Workshop Learning Objectives
(what participants should learn/take away from the presentation or workshop):

- I will demonstrate a variety of strategies from different resources and personal trainings; GLAD, Thinking Maps, Write from the Beginning, SIOP

- The participants will learn how to differentiate curriculum to match the ELD-English language development of their students

- Participants will be able to begin using the strategies immediately in their classrooms

- Participants will look at the English Language Development levels

 

Workshop Description

It is a central principle of ethical educational practice that the professional educator always ensure that his/her school and classroom practices are consistent with the most up to date research evidence.  Indeed, in most fields, failure to do so has been deemed 'malpractice'.  Unfortunately, it is simply impossible for educators to meet the daily demands of teaching in their classrooms and still have sufficient time left to stay abreast of the rapidly emerging research information from diverse fields such as education, child development, child/adolescent mental health, neuroscience, and college/workplace readiness fields.  All these fields have important implications for best educational practice.  The old saying, "What you don't know can't hurt you" simply is not true for teachers and parents.  Myths, fads and foibles have inundated and plagued education for over a century.  Indeed, many standard and accepted parenting, teaching and educational practices have proven to be unfounded in the empirical research and proven to be either ineffective or, worst of all, harmful to student learning and social development.

This workshop will focus on updating teachers and parents as to "what we have learned but nobody ever tells you!"  Specifically, the workshop will focus on several critical areas in which the research evidence is now calling into serious question our standard assumptions and practices in educating children and adolescents.  Among the "emerging research" areas covered will be: Learning Disabilities, ADHD, classroom behavior management, homework, self-esteem, bullying, emotional disorders of children/adolescents, parent/family factors impacting student learning, and the characteristics of both highly effective schools and transformative teachers.
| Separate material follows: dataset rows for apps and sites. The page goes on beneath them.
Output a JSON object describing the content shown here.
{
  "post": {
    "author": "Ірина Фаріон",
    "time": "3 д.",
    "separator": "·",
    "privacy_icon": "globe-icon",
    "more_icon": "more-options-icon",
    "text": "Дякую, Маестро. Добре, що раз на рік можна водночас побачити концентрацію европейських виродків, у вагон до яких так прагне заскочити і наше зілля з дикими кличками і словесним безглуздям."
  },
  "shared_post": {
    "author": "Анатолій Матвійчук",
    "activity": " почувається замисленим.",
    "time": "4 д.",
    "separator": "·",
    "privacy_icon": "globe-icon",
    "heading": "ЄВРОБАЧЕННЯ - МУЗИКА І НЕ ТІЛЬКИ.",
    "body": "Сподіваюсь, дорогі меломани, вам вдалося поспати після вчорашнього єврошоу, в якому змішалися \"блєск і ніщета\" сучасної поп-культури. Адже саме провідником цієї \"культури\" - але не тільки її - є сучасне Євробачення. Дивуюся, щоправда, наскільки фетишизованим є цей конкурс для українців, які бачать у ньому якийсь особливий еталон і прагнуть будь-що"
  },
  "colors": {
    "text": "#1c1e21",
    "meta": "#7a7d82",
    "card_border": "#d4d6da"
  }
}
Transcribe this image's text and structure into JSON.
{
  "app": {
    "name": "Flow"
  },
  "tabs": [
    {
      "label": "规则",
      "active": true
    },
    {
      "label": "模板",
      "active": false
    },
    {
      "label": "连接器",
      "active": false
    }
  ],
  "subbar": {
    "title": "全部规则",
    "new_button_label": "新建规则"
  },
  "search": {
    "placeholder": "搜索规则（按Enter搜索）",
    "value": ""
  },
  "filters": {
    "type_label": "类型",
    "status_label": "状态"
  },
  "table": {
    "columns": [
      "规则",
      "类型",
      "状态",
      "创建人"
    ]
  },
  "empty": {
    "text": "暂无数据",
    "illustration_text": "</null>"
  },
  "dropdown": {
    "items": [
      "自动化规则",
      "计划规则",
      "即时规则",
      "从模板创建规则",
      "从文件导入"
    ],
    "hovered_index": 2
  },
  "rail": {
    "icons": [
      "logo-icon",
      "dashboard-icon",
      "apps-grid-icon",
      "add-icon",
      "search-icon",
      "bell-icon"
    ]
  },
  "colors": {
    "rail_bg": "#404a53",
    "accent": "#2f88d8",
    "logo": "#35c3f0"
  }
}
Each topic will be discussed in light of the most current and rigorous research information available. Practical implications of the research for improving day-to-day school, classroom, and parenting practices will then be identified.

Workshop Learning Objectives
(what participants should learn/take away from the presentation or workshop):

- Participants will be introduced to the current research that questions some of our traditional education practices and assumptions and the implications for improving our schools and classrooms

- Participants will learn what we’ve learned about effective parenting and teaching strategies for developing capable, successful & resilient youth

- Participants will learn what research now indicates as the myths, fads and foibles underlying our learning and behavioral intervention paradigm

- Participants will learn strategies found effective in motivating learning and inoculating youth from social-emotional risk factors

 

Workshop Description

Mr. Nelson and Mr. Pupovac will share strategies for differentiating instruction and for actively engaging students in the classroom. They will share methods that have been used in high school social studies classes at various levels to engage students in their learning. The workshop will also include a "bank" of ideas, in which participants will be invited to exchange strategies with the group.